It can be disheartening to survey all the problems currently facing the country. We’ve got healthcare, energy, and two wars, all wrapped in an outsized recession and it is easy to feel that we’re not up to the task. In this climate it might fall to historians to remind us that we’ve met greater challenges in the past, but such reminders can be discouraging in their own way, too. When you feel you’ve lost a step, it hurts to look at old highlight reels.
I’ve often thought that as a country we might feel emboldened in the present if we had a clearer view of how bad, in some ways, the past really was. If you’re discouraged by urban poverty, read about 19th-century New York, with its open sewers, immigrant ghettos, and horse carcasses decomposing in the streets. Or if you think politicians are irredeemably on the take, consider Tammany Hall or the Grant administration, when things were a whole lot worse.

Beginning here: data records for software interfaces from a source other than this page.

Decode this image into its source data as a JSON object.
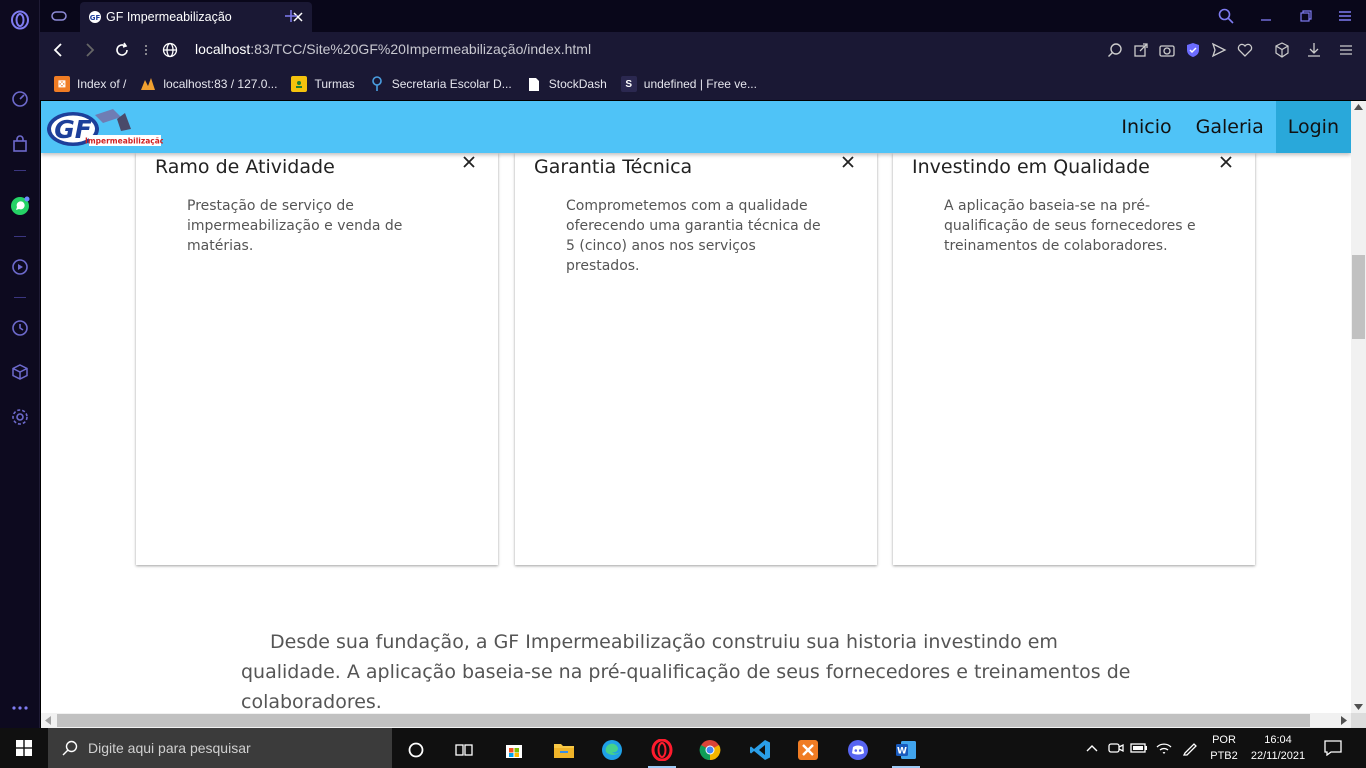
{
  "browser": {
    "tab": {
      "title": "GF Impermeabilização"
    },
    "url": {
      "host": "localhost",
      "rest": ":83/TCC/Site%20GF%20Impermeabilização/index.html"
    },
    "bookmarks": [
      {
        "label": "Index of /",
        "color": "#f07c24"
      },
      {
        "label": "localhost:83 / 127.0...",
        "color": "#f0a030"
      },
      {
        "label": "Turmas",
        "color": "#f4c20d"
      },
      {
        "label": "Secretaria Escolar D...",
        "color": "#4a9ee0"
      },
      {
        "label": "StockDash",
        "color": "#ffffff"
      },
      {
        "label": "undefined | Free ve...",
        "color": "#1a1834"
      }
    ]
  },
  "site": {
    "logo_text": "Impermeabilização",
    "logo_letters": "GF",
    "nav": [
      {
        "label": "Inicio"
      },
      {
        "label": "Galeria"
      },
      {
        "label": "Login"
      }
    ],
    "cards": [
      {
        "title": "Ramo de Atividade",
        "text": "Prestação de serviço de impermeabilização e venda de matérias."
      },
      {
        "title": "Garantia Técnica",
        "text": "Comprometemos com a qualidade oferecendo uma garantia técnica de 5 (cinco) anos nos serviços prestados."
      },
      {
        "title": "Investindo em Qualidade",
        "text": "A aplicação baseia-se na pré-qualificação de seus fornecedores e treinamentos de colaboradores."
      }
    ],
    "paragraph": "Desde sua fundação, a GF Impermeabilização construiu sua historia investindo em qualidade. A aplicação baseia-se na pré-qualificação de seus fornecedores e treinamentos de colaboradores."
  },
  "taskbar": {
    "search_placeholder": "Digite aqui para pesquisar",
    "lang": {
      "line1": "POR",
      "line2": "PTB2"
    },
    "clock": {
      "time": "16:04",
      "date": "22/11/2021"
    }
  },
  "colors": {
    "navbar": "#4fc3f7",
    "nav_active": "#29a8da",
    "browser_chrome": "#1a1834",
    "accent": "#6c5ce7"
  }
}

There is always the danger that such comparisons might engender complacency, but when complacency is less of a worry than cynicism, it might be helpful if historians did as MacMillan instructs, and descended from the ivory tower to administer to America on the street, reminding us not of how far we’ve fallen, but of how far we’ve come.
Kevin Hartnett is a freelance writer in Philadelphia.